I have often considered joining the NRA myself, and if I had, maybe I would be there with all of you this weekend. Unfortunately, today there are many important issues that your leadership and I no longer agree upon.
But first, let's try to find some common ground. Here's something we can agree on: We should thank the majority of the NRA's 4 million members who are law-abiding citizens who use their guns responsibly. Now, I want to speak to the 74 percent of those people - more than 3 million - who supported expanded background checks. Some of those people probably joined the NRA before 1999 - you know, the year that Executive Vice President and CEO Wayne LaPierre testified in favor of background checks.
Let me set the record straight: Gun rights and gun safety go hand in hand. Gabby and I respect the right of Americans to own guns; we own guns ourselves and we use them. NRA members know this about gun rights and gun safety. That's why so many of you support expanding background checks.
I grew up around guns. My mom and dad were cops and then I joined the military, where I saw combat in Iraq and Kuwait. Gabby owns a gun that we would often shoot. She has even used the range at the NRA's headquarters in Virginia. So have I. Gabby supported a lot of "pro gun" federal legislation, such as upholding Second Amendment rights for citizens who live in our nation's capital.
Like so many of you, we know that preventing dangerous people from getting guns doesn't affect our ability to buy or use our guns responsibly. And that's why the NRA leadership throws out a lot of doomsday scenarios, fear-mongering and yelling in order to distract people from a critical distinction: What most members of the NRA want from the organization and what the leadership is actually doing are not the same.
Kelly, a 25-year veteran of the U.S. Navy, lived and raised a family in Houston while serving as the commander of the space shuttles Discovery and Endeavour. With his wife, former U.S. Rep. Gabby Giffords, D-Ariz., Kelly is co-founder of Americans for Responsible Solutions, which seeks to reduce gun violence.
The NRA used to be a great organization, and you can still get practical value out of it as a member - everything from insurance to gun safety courses. But those services are small potatoes compared to where the NRA's leadership makes the really big money. The NRA leadership's top priority is to make sure the corporations that make guns and ammunition continue to turn huge profits.
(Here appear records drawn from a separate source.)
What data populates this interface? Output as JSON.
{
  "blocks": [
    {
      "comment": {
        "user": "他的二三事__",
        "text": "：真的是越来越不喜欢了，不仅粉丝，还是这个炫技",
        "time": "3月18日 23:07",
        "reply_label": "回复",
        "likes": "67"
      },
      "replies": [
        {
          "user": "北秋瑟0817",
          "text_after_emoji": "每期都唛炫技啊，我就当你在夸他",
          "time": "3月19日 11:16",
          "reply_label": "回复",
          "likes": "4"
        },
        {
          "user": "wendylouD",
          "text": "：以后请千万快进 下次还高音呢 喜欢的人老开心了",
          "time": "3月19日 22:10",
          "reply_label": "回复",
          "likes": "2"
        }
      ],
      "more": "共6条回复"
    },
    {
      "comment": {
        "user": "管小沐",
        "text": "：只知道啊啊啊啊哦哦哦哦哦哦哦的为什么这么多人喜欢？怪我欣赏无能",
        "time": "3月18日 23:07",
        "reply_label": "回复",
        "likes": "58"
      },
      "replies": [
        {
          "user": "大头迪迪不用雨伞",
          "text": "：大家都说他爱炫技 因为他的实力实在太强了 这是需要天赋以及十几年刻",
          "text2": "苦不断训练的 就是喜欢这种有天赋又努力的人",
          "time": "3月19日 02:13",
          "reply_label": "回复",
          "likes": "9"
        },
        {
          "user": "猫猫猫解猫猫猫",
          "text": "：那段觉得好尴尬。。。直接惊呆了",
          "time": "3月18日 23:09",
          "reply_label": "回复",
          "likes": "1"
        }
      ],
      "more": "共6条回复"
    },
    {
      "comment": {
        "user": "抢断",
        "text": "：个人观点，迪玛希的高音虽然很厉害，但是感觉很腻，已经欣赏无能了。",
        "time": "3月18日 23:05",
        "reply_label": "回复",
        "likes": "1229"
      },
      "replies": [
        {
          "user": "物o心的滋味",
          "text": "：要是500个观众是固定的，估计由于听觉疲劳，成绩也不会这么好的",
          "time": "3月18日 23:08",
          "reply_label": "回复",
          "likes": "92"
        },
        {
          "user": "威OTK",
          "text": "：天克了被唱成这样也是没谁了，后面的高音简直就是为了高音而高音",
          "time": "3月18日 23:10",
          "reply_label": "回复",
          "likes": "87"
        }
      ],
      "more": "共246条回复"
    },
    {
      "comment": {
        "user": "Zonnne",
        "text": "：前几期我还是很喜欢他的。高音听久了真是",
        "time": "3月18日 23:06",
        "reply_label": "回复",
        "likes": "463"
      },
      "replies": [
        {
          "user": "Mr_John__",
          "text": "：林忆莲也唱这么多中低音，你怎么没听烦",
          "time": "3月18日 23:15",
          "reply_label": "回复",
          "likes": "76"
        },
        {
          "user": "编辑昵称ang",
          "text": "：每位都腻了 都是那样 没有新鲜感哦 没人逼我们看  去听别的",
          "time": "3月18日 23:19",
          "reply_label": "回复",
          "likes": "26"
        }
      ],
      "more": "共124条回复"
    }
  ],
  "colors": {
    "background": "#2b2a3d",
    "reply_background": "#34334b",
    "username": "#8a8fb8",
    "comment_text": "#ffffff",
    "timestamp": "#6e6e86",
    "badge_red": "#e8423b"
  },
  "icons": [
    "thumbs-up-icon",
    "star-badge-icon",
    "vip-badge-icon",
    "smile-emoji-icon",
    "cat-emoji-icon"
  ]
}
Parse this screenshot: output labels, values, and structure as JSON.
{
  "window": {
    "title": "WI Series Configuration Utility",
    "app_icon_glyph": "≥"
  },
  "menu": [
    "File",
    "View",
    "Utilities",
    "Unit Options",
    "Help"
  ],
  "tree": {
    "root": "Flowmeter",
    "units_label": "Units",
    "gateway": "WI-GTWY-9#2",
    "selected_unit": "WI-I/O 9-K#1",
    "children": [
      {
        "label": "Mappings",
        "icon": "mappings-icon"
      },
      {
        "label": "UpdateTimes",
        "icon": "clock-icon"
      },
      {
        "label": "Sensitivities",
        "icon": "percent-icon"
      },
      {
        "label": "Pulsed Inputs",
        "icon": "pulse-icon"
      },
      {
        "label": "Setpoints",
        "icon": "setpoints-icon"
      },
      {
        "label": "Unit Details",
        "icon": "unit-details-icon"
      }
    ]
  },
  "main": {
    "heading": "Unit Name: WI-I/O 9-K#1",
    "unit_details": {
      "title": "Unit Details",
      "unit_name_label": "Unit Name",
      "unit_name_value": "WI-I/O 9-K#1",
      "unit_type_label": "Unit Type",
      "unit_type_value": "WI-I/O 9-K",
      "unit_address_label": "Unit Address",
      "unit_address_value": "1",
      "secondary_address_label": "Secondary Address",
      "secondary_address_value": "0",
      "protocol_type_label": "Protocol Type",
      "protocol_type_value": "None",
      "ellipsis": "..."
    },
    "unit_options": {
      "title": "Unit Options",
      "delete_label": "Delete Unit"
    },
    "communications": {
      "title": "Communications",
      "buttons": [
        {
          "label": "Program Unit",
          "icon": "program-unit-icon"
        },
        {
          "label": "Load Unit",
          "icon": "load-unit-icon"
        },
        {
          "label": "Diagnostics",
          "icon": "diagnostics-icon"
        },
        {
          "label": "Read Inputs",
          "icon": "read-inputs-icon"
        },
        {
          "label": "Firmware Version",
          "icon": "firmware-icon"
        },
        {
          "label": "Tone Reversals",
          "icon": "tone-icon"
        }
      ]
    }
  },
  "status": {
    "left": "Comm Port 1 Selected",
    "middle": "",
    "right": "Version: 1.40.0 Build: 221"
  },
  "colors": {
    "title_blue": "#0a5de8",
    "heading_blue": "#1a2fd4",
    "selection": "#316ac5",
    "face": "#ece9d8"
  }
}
Their top priority isn't you, the NRA member.
The NRA's two best fundraising months of the past year came immediately following the shootings in Aurora, Colo., and Newtown, Conn. Guns fly off the shelves after tragedies because LaPierre and the gun manufacturers he represents exploit people's fears. In return, gun manufacturers gave LaPierre and the NRA tens of millions of dollars last year alone - and he spent almost $1 million of it on his own salary. Everyone in the gun lobby gets rich when the gun manufacturers sell the most guns.
And that's why LaPierre and the rest of the leadership of the NRA and other gun organizations are spending so much of their time wild-eyed, preaching possible government confiscations. It's because they don't want the membership to notice they've turned their backs on the very safety measures, like background checks, that the organization used to stand for - in exchange for cold hard cash.
So, to the millions of responsible gun owners who are members of the NRA, I offer two thoughts: First, we, at Americans for Responsible Solutions, would be proud to stand with you. You can keep your NRA membership because we're a place for responsible gun owners who want to make sure our laws apply equally to everyone, and who don't want to let criminals run wild with firearms. We'd love to have you and we will protect your Second Amendment rights in a reasonable and responsible manner.
Second: Those who don't learn the lessons of history are doomed to repeat it, right? The current NRA leadership came to power when the membership felt the old leadership had lost touch with the organization's values and no longer was reflecting the wishes of the members.
When LaPierre and his crew of highly paid Beltway insider staff reversed their earlier support of common-sense measures like expanded background checks, they sent a strong message that instead of standing with the 3 million of your members who supported background checks, they were working on behalf of the manufacturers' profit margins instead.
It seems to me that the time is right for a new generation of leaders within the NRA. Maybe some of you are here this weekend in Houston. We can't wait to work with you to protect our Second Amendment rights and keep our kids safer.